● **BRIEF**
Your job is to report every line of the entries that has "icon".

● **GIVEN RECORDS**
BEGIN
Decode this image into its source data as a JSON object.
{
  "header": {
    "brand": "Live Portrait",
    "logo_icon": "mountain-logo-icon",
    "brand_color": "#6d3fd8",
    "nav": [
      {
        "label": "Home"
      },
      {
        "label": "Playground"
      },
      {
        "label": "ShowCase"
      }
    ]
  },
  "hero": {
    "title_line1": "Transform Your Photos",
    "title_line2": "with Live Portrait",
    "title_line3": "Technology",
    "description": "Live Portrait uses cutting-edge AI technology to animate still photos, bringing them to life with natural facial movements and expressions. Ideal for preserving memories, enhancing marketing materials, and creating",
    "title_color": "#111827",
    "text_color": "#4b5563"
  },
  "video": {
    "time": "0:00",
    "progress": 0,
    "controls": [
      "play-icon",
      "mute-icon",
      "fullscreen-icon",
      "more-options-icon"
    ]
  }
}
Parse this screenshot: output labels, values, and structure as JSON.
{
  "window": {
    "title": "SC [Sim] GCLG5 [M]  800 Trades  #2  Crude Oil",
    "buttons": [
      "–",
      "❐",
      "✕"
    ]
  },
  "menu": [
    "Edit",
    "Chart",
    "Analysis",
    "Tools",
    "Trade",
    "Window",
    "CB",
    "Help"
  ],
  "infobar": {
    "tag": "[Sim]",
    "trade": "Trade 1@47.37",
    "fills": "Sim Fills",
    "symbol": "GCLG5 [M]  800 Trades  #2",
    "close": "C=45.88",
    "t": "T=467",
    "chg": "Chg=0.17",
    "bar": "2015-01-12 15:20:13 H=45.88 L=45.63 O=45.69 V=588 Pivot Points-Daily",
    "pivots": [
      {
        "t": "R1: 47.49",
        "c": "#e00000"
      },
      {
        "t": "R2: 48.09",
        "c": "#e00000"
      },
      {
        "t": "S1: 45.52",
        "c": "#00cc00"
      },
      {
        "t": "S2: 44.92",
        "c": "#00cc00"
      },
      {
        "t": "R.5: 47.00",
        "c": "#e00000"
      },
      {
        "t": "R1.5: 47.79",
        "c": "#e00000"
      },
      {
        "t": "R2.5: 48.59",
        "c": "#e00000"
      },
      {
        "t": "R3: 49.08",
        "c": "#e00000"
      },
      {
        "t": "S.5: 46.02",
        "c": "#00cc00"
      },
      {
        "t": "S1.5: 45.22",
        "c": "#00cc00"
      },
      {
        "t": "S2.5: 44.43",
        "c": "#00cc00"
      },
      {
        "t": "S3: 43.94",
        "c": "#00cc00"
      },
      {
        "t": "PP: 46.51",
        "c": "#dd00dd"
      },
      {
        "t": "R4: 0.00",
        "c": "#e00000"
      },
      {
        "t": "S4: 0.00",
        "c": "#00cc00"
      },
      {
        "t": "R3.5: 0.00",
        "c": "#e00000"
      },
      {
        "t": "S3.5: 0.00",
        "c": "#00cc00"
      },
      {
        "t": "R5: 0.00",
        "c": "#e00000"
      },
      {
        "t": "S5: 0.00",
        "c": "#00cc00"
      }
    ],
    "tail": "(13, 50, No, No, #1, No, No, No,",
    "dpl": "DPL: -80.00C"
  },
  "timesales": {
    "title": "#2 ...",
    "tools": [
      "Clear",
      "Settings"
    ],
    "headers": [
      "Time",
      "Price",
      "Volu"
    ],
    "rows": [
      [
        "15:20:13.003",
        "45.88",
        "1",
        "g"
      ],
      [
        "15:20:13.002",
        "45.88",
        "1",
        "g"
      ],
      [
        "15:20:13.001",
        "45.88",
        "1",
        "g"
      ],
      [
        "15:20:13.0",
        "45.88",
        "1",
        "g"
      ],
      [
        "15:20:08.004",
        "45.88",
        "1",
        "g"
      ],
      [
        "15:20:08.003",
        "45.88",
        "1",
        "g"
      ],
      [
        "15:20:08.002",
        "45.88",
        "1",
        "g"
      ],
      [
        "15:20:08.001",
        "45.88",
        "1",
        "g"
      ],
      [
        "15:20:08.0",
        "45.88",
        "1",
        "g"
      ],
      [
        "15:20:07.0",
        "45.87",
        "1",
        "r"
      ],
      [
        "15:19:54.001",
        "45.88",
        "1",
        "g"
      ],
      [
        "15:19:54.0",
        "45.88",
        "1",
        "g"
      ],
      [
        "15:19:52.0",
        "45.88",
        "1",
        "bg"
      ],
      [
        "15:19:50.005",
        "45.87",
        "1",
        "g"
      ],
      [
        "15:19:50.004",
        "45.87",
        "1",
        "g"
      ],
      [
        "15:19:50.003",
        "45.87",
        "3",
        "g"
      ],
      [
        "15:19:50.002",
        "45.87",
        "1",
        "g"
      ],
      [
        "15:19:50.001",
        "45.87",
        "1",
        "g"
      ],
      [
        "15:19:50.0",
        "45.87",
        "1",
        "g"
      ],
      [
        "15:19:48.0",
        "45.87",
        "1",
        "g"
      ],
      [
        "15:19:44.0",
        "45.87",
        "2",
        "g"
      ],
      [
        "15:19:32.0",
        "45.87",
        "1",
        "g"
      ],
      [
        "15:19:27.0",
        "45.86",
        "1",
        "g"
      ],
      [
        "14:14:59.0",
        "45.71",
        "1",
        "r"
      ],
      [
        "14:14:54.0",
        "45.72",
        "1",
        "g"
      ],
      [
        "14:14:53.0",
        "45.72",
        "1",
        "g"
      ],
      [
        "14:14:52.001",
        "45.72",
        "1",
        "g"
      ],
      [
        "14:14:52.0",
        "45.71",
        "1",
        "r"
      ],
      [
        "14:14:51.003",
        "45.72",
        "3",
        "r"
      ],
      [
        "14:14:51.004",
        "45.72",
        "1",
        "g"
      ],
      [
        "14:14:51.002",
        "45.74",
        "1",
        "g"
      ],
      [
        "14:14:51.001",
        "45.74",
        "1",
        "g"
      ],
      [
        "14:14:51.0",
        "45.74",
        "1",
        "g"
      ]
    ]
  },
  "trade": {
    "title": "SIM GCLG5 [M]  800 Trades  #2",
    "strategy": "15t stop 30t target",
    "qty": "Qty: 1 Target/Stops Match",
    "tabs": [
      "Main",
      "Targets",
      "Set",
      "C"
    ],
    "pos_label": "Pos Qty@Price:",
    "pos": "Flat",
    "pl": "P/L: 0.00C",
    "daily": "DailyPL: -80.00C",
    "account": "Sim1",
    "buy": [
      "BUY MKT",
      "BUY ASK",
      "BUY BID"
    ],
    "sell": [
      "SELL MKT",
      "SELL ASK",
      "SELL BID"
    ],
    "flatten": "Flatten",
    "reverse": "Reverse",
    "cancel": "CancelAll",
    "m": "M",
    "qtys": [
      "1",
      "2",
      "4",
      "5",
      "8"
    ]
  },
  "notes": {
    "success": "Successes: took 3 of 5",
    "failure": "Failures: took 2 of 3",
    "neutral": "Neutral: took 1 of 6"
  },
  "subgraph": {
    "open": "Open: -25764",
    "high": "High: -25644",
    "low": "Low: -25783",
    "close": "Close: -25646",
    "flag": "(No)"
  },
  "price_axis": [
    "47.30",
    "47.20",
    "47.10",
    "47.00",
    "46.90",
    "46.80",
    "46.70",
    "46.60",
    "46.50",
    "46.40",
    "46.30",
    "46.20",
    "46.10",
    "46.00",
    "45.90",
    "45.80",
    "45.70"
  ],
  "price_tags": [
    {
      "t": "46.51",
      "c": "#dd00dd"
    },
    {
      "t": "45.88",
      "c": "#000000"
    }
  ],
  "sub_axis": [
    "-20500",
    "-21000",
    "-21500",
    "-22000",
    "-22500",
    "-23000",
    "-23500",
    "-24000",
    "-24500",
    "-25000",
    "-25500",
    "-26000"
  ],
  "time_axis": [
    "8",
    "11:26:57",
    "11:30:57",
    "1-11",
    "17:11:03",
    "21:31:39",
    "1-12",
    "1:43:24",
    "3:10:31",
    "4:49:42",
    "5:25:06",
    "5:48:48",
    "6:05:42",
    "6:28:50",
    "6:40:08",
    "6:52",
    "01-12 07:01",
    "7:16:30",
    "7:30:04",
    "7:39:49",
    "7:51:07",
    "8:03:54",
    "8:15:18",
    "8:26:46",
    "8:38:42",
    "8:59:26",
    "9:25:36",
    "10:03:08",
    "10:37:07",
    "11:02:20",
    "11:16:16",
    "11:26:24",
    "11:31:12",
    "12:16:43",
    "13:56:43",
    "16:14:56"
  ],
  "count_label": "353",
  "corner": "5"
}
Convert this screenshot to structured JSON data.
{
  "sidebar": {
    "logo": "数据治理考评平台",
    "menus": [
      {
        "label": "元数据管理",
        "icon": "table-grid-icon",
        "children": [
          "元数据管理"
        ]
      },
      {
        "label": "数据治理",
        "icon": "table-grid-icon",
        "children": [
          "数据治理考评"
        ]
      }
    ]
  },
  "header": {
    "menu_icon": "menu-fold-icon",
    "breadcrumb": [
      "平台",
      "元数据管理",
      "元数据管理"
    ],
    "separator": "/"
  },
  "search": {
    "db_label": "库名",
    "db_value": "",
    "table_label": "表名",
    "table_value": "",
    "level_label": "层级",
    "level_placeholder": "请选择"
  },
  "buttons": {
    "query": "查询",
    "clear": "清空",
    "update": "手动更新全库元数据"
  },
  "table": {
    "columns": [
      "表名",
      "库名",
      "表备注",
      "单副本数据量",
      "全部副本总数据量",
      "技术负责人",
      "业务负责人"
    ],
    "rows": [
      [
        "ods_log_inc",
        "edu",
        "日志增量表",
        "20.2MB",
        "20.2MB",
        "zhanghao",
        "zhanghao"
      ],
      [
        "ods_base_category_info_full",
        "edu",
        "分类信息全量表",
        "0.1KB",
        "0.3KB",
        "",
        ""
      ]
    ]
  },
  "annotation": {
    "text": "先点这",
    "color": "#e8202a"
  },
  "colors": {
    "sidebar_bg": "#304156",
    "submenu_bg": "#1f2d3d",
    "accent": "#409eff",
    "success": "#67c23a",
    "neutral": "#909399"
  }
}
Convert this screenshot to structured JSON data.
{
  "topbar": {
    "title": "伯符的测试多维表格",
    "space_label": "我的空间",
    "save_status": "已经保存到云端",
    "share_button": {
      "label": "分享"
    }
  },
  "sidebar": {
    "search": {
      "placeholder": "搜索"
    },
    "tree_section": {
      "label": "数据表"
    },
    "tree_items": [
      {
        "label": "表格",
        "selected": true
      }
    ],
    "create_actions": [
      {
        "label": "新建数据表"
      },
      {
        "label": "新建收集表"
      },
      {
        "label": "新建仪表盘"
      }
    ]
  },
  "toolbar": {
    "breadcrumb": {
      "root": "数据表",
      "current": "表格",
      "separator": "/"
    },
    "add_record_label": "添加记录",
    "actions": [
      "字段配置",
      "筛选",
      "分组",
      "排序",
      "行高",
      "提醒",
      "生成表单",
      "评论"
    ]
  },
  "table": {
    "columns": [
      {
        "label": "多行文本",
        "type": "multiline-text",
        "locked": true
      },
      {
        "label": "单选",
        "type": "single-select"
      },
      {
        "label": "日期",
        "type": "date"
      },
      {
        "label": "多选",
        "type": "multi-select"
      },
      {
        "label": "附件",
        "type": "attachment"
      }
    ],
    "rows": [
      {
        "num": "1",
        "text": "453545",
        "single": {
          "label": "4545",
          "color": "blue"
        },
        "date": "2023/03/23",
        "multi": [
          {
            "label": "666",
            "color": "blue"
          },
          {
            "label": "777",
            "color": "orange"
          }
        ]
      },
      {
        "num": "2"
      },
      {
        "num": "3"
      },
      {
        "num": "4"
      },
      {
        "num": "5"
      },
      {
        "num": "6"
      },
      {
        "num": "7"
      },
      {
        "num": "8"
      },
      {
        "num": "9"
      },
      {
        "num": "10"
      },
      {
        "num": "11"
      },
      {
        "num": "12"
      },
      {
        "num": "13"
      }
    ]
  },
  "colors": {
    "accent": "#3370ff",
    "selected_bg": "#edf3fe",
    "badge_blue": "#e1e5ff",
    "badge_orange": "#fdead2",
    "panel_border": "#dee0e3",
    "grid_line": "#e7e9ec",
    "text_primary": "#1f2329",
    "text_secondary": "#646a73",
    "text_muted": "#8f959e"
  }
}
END
● **RESULT OF THE EXERCISE**
    "logo_icon": "mountain-logo-icon",
      "play-icon",
      "mute-icon",
      "fullscreen-icon",
      "more-options-icon"
        "icon": "table-grid-icon",
        "icon": "table-grid-icon",
    "menu_icon": "menu-fold-icon",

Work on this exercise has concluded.